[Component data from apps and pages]

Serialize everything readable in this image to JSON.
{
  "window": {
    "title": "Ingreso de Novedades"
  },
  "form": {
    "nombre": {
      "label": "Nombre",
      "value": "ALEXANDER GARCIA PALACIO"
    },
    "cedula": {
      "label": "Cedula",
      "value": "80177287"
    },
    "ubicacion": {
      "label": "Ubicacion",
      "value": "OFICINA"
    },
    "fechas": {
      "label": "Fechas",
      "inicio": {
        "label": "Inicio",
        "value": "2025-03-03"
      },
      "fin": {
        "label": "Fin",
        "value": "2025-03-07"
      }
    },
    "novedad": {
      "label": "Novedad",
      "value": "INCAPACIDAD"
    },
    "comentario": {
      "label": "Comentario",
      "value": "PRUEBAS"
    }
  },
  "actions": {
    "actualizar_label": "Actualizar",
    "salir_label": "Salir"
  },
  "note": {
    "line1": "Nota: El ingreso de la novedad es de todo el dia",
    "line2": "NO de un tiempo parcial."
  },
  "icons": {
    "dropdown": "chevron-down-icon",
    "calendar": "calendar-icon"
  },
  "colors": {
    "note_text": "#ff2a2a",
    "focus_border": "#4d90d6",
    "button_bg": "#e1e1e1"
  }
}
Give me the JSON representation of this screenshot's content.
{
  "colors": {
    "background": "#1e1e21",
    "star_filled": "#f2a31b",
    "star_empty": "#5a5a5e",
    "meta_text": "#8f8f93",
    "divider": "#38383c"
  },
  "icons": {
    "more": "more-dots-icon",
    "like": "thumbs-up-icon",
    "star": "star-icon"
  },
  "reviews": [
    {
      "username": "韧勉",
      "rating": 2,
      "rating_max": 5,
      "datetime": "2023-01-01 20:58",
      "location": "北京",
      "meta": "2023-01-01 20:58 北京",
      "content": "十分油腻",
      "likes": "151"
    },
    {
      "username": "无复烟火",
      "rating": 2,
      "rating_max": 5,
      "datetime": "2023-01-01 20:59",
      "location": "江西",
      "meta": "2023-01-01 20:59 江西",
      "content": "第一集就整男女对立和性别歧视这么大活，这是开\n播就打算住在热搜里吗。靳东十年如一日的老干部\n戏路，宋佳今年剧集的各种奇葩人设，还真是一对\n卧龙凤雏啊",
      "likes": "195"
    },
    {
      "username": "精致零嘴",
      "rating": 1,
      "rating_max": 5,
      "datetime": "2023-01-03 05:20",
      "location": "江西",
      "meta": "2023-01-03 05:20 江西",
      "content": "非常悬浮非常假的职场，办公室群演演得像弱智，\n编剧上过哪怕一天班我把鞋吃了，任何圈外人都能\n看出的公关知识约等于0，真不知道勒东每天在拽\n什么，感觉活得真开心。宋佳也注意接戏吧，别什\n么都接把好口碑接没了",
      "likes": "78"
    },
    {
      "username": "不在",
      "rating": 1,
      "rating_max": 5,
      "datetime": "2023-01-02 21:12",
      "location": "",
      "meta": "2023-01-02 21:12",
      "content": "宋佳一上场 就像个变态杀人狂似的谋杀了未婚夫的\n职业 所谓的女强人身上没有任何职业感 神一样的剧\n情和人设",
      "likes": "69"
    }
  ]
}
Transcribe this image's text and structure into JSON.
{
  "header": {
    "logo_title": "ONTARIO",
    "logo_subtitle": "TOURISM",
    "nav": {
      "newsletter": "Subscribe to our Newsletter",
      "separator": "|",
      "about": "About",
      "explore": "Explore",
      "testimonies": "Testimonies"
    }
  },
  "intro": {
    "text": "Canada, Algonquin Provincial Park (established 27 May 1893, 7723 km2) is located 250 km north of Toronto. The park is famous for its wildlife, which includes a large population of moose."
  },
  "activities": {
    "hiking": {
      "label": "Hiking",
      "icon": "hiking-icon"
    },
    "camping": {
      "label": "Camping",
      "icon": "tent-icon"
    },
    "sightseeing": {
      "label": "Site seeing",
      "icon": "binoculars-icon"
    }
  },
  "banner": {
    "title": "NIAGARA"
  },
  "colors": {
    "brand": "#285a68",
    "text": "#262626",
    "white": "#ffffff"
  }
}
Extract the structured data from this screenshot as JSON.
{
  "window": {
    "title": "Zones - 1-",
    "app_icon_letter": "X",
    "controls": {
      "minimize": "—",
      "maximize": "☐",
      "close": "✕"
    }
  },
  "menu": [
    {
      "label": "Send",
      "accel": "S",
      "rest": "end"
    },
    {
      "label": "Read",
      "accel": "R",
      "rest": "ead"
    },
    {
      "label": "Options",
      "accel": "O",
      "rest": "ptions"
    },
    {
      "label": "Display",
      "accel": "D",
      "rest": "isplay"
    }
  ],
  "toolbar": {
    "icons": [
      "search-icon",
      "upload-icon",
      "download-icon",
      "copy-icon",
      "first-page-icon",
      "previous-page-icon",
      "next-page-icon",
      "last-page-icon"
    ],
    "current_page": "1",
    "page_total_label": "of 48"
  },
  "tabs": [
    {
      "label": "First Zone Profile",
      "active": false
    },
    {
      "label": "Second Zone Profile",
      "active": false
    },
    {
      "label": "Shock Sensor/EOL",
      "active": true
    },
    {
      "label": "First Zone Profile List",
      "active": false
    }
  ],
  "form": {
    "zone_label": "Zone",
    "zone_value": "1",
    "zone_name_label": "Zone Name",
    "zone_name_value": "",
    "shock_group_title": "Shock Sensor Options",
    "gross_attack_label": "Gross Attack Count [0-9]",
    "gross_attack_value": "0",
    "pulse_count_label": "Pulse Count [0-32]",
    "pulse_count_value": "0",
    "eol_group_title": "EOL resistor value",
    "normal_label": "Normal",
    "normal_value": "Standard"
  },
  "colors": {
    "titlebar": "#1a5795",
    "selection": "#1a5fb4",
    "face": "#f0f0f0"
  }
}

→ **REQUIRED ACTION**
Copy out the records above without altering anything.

→ **ANSWER TO THIS PROBLEM**
Serialize everything readable in this image to JSON.
{
  "window": {
    "title": "Ingreso de Novedades"
  },
  "form": {
    "nombre": {
      "label": "Nombre",
      "value": "ALEXANDER GARCIA PALACIO"
    },
    "cedula": {
      "label": "Cedula",
      "value": "80177287"
    },
    "ubicacion": {
      "label": "Ubicacion",
      "value": "OFICINA"
    },
    "fechas": {
      "label": "Fechas",
      "inicio": {
        "label": "Inicio",
        "value": "2025-03-03"
      },
      "fin": {
        "label": "Fin",
        "value": "2025-03-07"
      }
    },
    "novedad": {
      "label": "Novedad",
      "value": "INCAPACIDAD"
    },
    "comentario": {
      "label": "Comentario",
      "value": "PRUEBAS"
    }
  },
  "actions": {
    "actualizar_label": "Actualizar",
    "salir_label": "Salir"
  },
  "note": {
    "line1": "Nota: El ingreso de la novedad es de todo el dia",
    "line2": "NO de un tiempo parcial."
  },
  "icons": {
    "dropdown": "chevron-down-icon",
    "calendar": "calendar-icon"
  },
  "colors": {
    "note_text": "#ff2a2a",
    "focus_border": "#4d90d6",
    "button_bg": "#e1e1e1"
  }
}
Give me the JSON representation of this screenshot's content.
{
  "colors": {
    "background": "#1e1e21",
    "star_filled": "#f2a31b",
    "star_empty": "#5a5a5e",
    "meta_text": "#8f8f93",
    "divider": "#38383c"
  },
  "icons": {
    "more": "more-dots-icon",
    "like": "thumbs-up-icon",
    "star": "star-icon"
  },
  "reviews": [
    {
      "username": "韧勉",
      "rating": 2,
      "rating_max": 5,
      "datetime": "2023-01-01 20:58",
      "location": "北京",
      "meta": "2023-01-01 20:58 北京",
      "content": "十分油腻",
      "likes": "151"
    },
    {
      "username": "无复烟火",
      "rating": 2,
      "rating_max": 5,
      "datetime": "2023-01-01 20:59",
      "location": "江西",
      "meta": "2023-01-01 20:59 江西",
      "content": "第一集就整男女对立和性别歧视这么大活，这是开\n播就打算住在热搜里吗。靳东十年如一日的老干部\n戏路，宋佳今年剧集的各种奇葩人设，还真是一对\n卧龙凤雏啊",
      "likes": "195"
    },
    {
      "username": "精致零嘴",
      "rating": 1,
      "rating_max": 5,
      "datetime": "2023-01-03 05:20",
      "location": "江西",
      "meta": "2023-01-03 05:20 江西",
      "content": "非常悬浮非常假的职场，办公室群演演得像弱智，\n编剧上过哪怕一天班我把鞋吃了，任何圈外人都能\n看出的公关知识约等于0，真不知道勒东每天在拽\n什么，感觉活得真开心。宋佳也注意接戏吧，别什\n么都接把好口碑接没了",
      "likes": "78"
    },
    {
      "username": "不在",
      "rating": 1,
      "rating_max": 5,
      "datetime": "2023-01-02 21:12",
      "location": "",
      "meta": "2023-01-02 21:12",
      "content": "宋佳一上场 就像个变态杀人狂似的谋杀了未婚夫的\n职业 所谓的女强人身上没有任何职业感 神一样的剧\n情和人设",
      "likes": "69"
    }
  ]
}
Transcribe this image's text and structure into JSON.
{
  "header": {
    "logo_title": "ONTARIO",
    "logo_subtitle": "TOURISM",
    "nav": {
      "newsletter": "Subscribe to our Newsletter",
      "separator": "|",
      "about": "About",
      "explore": "Explore",
      "testimonies": "Testimonies"
    }
  },
  "intro": {
    "text": "Canada, Algonquin Provincial Park (established 27 May 1893, 7723 km2) is located 250 km north of Toronto. The park is famous for its wildlife, which includes a large population of moose."
  },
  "activities": {
    "hiking": {
      "label": "Hiking",
      "icon": "hiking-icon"
    },
    "camping": {
      "label": "Camping",
      "icon": "tent-icon"
    },
    "sightseeing": {
      "label": "Site seeing",
      "icon": "binoculars-icon"
    }
  },
  "banner": {
    "title": "NIAGARA"
  },
  "colors": {
    "brand": "#285a68",
    "text": "#262626",
    "white": "#ffffff"
  }
}
Extract the structured data from this screenshot as JSON.
{
  "window": {
    "title": "Zones - 1-",
    "app_icon_letter": "X",
    "controls": {
      "minimize": "—",
      "maximize": "☐",
      "close": "✕"
    }
  },
  "menu": [
    {
      "label": "Send",
      "accel": "S",
      "rest": "end"
    },
    {
      "label": "Read",
      "accel": "R",
      "rest": "ead"
    },
    {
      "label": "Options",
      "accel": "O",
      "rest": "ptions"
    },
    {
      "label": "Display",
      "accel": "D",
      "rest": "isplay"
    }
  ],
  "toolbar": {
    "icons": [
      "search-icon",
      "upload-icon",
      "download-icon",
      "copy-icon",
      "first-page-icon",
      "previous-page-icon",
      "next-page-icon",
      "last-page-icon"
    ],
    "current_page": "1",
    "page_total_label": "of 48"
  },
  "tabs": [
    {
      "label": "First Zone Profile",
      "active": false
    },
    {
      "label": "Second Zone Profile",
      "active": false
    },
    {
      "label": "Shock Sensor/EOL",
      "active": true
    },
    {
      "label": "First Zone Profile List",
      "active": false
    }
  ],
  "form": {
    "zone_label": "Zone",
    "zone_value": "1",
    "zone_name_label": "Zone Name",
    "zone_name_value": "",
    "shock_group_title": "Shock Sensor Options",
    "gross_attack_label": "Gross Attack Count [0-9]",
    "gross_attack_value": "0",
    "pulse_count_label": "Pulse Count [0-32]",
    "pulse_count_value": "0",
    "eol_group_title": "EOL resistor value",
    "normal_label": "Normal",
    "normal_value": "Standard"
  },
  "colors": {
    "titlebar": "#1a5795",
    "selection": "#1a5fb4",
    "face": "#f0f0f0"
  }
}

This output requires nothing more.